INFLAMMATORY MARKERS IN ACUTE ISCHAEMIC STROKE IN RELATION TO CLINICAL SEVERITY AND EARLY OUTCOME

Author(s): S. Gopi, S. M. Sharif

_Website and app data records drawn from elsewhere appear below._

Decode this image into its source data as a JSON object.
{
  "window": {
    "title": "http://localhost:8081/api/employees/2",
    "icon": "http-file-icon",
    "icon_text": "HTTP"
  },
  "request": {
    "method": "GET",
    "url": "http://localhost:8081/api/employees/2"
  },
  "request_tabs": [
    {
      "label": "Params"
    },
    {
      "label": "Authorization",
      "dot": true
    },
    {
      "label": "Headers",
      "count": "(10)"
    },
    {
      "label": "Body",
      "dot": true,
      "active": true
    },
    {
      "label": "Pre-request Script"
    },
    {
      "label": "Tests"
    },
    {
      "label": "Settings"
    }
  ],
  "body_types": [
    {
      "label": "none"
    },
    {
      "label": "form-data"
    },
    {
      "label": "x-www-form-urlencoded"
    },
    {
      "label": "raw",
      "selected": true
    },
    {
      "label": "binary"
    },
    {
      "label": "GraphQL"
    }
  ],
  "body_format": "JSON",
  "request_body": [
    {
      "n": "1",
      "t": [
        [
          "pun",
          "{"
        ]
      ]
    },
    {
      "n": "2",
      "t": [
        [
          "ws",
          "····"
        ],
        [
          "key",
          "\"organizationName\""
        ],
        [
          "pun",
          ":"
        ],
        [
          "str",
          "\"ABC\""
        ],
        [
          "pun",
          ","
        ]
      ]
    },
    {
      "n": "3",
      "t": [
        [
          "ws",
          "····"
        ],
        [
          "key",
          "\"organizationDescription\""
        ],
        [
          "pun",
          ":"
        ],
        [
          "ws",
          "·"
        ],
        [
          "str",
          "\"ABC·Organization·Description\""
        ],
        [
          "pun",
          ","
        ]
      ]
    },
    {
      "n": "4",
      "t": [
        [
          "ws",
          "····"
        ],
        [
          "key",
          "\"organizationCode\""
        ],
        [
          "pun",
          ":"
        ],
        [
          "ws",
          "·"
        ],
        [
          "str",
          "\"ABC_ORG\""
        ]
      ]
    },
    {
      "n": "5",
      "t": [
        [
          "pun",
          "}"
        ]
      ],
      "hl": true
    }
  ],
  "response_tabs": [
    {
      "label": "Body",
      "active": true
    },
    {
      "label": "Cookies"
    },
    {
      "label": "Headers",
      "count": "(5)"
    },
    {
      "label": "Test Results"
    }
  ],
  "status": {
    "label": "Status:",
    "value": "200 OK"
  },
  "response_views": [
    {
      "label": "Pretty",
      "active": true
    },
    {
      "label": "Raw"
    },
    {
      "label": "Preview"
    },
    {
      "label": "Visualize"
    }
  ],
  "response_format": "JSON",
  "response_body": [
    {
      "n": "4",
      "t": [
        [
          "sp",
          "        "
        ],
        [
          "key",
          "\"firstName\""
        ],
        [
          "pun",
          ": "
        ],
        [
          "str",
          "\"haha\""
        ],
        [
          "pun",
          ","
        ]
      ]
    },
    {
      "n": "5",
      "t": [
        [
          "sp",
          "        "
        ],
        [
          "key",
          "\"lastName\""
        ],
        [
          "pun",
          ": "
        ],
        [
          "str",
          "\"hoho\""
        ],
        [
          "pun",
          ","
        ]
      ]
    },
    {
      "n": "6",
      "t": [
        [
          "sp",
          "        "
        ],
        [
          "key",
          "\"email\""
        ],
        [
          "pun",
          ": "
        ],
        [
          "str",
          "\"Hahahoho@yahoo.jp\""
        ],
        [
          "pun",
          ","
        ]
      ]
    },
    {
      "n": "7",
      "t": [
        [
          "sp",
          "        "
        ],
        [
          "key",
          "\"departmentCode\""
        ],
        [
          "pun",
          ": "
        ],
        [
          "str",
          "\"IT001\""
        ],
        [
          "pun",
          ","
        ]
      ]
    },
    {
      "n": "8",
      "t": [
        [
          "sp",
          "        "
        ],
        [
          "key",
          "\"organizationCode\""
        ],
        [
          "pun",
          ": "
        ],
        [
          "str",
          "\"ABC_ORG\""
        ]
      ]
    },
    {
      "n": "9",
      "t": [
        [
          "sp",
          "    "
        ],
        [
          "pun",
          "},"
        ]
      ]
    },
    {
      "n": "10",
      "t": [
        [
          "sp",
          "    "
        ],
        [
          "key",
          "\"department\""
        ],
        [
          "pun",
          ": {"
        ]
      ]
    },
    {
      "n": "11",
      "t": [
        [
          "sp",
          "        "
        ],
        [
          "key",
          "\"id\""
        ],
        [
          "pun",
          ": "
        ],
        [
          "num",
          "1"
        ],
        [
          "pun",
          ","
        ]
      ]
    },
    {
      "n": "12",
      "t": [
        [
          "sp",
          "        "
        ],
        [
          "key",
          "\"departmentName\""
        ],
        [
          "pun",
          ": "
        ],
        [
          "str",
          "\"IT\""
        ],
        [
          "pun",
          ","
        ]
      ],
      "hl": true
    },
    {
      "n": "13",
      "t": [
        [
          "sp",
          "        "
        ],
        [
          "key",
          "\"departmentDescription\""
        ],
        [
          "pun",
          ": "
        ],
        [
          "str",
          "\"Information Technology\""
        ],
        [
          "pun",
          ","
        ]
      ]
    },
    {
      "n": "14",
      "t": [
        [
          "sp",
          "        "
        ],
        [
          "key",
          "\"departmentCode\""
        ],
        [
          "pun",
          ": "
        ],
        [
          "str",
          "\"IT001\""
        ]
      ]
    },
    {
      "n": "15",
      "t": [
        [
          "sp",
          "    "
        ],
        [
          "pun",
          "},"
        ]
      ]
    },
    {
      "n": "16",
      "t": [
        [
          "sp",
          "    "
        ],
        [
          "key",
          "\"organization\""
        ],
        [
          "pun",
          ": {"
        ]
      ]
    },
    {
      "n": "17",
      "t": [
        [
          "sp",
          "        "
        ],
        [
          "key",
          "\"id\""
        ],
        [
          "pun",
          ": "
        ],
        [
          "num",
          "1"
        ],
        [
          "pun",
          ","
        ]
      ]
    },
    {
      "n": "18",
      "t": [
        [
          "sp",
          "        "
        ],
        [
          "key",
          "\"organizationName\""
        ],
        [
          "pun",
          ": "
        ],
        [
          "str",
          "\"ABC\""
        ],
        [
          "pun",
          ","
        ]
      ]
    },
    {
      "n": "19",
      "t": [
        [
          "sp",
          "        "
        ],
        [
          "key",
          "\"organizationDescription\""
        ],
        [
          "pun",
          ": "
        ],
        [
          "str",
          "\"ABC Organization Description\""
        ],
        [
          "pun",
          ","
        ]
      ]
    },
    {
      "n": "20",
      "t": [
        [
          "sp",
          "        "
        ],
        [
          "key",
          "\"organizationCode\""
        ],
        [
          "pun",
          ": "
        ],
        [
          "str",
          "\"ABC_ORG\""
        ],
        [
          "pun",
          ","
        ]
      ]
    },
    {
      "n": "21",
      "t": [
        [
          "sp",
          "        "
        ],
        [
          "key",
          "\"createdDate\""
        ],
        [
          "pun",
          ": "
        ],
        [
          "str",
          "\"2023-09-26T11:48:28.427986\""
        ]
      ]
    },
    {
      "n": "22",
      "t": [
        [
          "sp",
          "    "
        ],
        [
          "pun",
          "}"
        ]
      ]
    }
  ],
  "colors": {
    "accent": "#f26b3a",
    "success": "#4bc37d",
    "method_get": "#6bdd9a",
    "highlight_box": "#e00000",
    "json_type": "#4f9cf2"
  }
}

BACKGROUND Biochemical markers of inflammation could be useful to predict severity of stroke in acute phase. Stroke is the third cause of mortality and the first cause of disability. Recent literature have demonstrated that inflammation contributes to all phases of atherosclerosis. The results of researchers suggest that atherosclerosis is an inflammatory disease. The aim of the study is to assess the- 1. Level of peripheral inflammatory markers in acute ischaemic stroke and their relation to severity of acute stroke. 2. Value of inflammatory markers in predicting the short-term outcome and disability at the end of six months. MATERIALS AND METHODS This is a prospective case control study for 6 months done from September 2014 to August 2016 in 100 patients of acute ischaemic stroke within first 5 days of symptom onset in comparison >18 years of age with 50 age and sex matched controls. Blood samples for all cases and controls were sent for erythrocyte sedimentation rate, Neutrophil-to-Lymphocyte Ratio (NLR), hs-C-reactive protein, mean platelet volume, serum ferritin, serum albumin and S. gamma-glutamyl transferase at admission. RESULTS The mean values of ESR, NLR, hs-CRP in all the cases are higher when compared to the controls and are statistically significant, whereas the mean values of MPV, S. ferritin, S. albumin and GGT in cases are lower when compared to controls, but are within normal range and difference is statistically significant except ferritin. ESR, hs-CRP has significant correlation with severity of acute ischaemic stroke. The mean values of these markers increased with increase in severity. Serum albumin has significant correlation with severity of acute ischaemic stroke with mean values of these markers decreasing with increase in severity of stroke. There is no significant correlation of the inflammatory markers in present study with the short-term outcome. CONCLUSION Inflammation plays an important role in the pathogenesis of non-cardioembolic ischaemic stroke. Management of acute ischaemic stroke in relation to inflammatory markers need to be well elucidated by further long-term study.